Fishing for a Better Catch

December 19, 2018

Research is for insight, not just hindsight.

While some firms use analytics primarily at the end of a campaign, we employ analytics from the very beginning to get it right.

Analysis provides us the insights to select the best mix, develop effective messages, identify optimal channels and invest your resources carefully, focusing on the prospects whose giving can lend the greatest support to your organization.

In our groundbreaking five-year study of nonprofit donor behaviors, our team discovered a high correlation between a donor’s first gift and their lifetime value.

Lifetime value is gross revenue, less acquisition and cultivation costs. This chart demonstrates the lifetime value of donors over their first three years:

Our research proves nonprofit organizations can reduce acquisition costs and achieve better ROI by focusing resources on attracting specific prospects who become first-time donors who predictably make higher-value gifts, are more likely to be retained and produce higher lifetime value.

We use proprietary combinations of lists and key performance indicators to help identify the traits of your strongest prospective donors and to predict and model the response rate of your optimal new donor mix.


Fishing for a better catch. 

We focus on the prospective donors who will support your mission with higher initial gifts to lower acquisition costs and increase retention. We would all like to have vast numbers of new donors who give large donations – whales – but experience suggests that targeting only these prospects is prohibitively expensive. On the other hand, casting for minnows while driving a large number of small gifts is also financially draining. Ultimately, it is a strategic mix of small, medium and large gifts that generates the fastest path to a positive return, higher lifetime value and the net dollars to fund your programs.

Our research indicates the optimal donor mix to target in an acquisition program is:


  • Less than 20% of new gifts under $20
  • 60% of new gifts between $20 and $99
  • 20% of new gifts over $100

While no program’s results may ever hit those target percentages precisely, they still represent a smart investment of resources for your acquisition effort, an aspirational goal for your partners and an invitation to a wide cross-section of prospective donors to support the work of your organization.

Why is a balanced donor mix so important?

In a recent analysis of total annual direct mail revenue distribution for one nonprofit:

Why is a balanced donor mix so important?

In a recent analysis of total annual direct mail revenue distribution for a divisional client:

  • 8% of donors – those giving over $500 – contributed 69% of total revenue raised.
  • 34% of donors – those giving between $100 and $499 – contributed 23% of total revenue raised.
  • 20% of donors – those giving between $50 and $99 – contributed 5% of total revenue raised.
  • 38% of donors gave less than $50, contributing only 3% of total revenue.

This real-world example of the benefit and challenge of donor concentration holds lessons – and warnings – for us all. While it’s wonderful to find a few donors capable of making very large donations to help carry the financial weight of your mission, it is also inadvisable to rely on so few to help with so many needs.

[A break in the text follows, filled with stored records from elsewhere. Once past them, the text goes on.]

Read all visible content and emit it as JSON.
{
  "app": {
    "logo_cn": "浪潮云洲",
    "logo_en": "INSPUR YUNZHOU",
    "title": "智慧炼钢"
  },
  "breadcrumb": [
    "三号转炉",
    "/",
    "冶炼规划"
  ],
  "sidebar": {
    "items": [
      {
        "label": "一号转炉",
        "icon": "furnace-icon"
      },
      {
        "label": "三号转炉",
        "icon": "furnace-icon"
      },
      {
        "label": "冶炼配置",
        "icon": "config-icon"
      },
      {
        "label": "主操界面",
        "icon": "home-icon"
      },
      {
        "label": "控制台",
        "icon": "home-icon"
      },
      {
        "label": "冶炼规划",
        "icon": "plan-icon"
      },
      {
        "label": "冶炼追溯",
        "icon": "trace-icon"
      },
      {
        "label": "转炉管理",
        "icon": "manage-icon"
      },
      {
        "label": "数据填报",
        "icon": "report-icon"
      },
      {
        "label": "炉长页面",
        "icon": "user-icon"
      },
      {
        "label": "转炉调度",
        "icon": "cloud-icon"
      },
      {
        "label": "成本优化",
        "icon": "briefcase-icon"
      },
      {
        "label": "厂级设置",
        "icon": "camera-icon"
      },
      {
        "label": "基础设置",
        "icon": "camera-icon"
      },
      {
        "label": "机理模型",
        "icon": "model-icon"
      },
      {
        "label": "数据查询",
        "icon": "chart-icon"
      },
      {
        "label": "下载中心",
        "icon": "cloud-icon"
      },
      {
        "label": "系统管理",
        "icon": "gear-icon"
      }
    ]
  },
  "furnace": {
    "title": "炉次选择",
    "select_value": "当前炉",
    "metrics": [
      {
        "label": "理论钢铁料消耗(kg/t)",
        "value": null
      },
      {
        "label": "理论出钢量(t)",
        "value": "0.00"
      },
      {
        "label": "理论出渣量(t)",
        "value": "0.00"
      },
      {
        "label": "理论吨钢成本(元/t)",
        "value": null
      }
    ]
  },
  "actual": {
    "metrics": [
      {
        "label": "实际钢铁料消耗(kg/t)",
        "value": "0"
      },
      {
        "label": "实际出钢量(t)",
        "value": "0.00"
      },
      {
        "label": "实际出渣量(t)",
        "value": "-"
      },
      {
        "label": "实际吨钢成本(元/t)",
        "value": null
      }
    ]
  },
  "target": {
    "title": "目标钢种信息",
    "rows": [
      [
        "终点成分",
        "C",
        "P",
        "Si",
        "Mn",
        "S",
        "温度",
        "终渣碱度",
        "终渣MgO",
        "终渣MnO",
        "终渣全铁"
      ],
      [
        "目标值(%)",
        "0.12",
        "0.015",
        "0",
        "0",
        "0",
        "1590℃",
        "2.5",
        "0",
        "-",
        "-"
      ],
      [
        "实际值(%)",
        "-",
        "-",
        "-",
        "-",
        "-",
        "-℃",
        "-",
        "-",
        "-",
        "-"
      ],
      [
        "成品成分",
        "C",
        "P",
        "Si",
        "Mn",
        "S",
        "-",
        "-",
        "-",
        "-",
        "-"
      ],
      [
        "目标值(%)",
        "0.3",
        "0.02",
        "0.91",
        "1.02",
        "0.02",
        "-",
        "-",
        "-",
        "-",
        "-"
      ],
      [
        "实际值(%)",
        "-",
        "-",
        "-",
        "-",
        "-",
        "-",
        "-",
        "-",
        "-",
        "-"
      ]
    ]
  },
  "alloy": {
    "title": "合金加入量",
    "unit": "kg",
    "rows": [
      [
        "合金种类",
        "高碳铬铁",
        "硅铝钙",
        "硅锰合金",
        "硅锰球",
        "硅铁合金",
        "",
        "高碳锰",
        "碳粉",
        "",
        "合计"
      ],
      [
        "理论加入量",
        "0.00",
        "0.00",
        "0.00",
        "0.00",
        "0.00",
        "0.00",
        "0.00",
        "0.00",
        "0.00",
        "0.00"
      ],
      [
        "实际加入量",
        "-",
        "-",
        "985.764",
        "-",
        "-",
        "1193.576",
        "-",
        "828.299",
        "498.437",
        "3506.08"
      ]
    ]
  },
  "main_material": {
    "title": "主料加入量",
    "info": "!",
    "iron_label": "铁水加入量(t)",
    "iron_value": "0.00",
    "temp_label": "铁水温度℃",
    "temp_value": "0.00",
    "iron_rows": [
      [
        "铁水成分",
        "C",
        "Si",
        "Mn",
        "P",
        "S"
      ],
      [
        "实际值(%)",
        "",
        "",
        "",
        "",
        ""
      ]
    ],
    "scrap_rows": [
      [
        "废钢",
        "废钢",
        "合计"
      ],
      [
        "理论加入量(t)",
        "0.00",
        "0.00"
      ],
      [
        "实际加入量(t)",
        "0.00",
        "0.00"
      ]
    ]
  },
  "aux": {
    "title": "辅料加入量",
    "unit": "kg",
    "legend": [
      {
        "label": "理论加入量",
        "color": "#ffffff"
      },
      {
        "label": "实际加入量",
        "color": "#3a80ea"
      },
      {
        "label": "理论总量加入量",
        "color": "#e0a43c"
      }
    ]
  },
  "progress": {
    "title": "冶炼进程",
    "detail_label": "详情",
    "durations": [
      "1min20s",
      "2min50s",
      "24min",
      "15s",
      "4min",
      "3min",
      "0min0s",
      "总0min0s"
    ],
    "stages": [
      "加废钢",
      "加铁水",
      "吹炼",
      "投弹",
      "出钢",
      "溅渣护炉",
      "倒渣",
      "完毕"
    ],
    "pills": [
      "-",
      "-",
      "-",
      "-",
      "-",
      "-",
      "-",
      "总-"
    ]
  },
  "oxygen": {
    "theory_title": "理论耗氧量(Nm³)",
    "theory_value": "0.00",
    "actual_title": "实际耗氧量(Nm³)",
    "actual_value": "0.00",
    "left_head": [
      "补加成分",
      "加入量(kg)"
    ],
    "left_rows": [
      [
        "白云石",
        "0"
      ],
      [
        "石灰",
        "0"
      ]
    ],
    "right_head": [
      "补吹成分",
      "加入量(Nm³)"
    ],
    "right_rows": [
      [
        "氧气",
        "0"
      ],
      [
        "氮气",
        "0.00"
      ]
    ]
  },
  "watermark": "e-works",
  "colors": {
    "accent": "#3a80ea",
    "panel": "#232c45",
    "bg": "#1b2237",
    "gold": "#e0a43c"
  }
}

Our natural inclination is to rebuild the donor file – a worthwhile and important goal. But it is increasingly critical to understand donor giving behaviors to predict the return on investment from these efforts. Refilling the donor file mainly with those making small donations – then hoping for them to somehow grow to make larger net contributions – is a plan historically proven to drain dollars. This strategy will not produce better results over time, in a country where the gap in income and wealth is unfortunately increasing.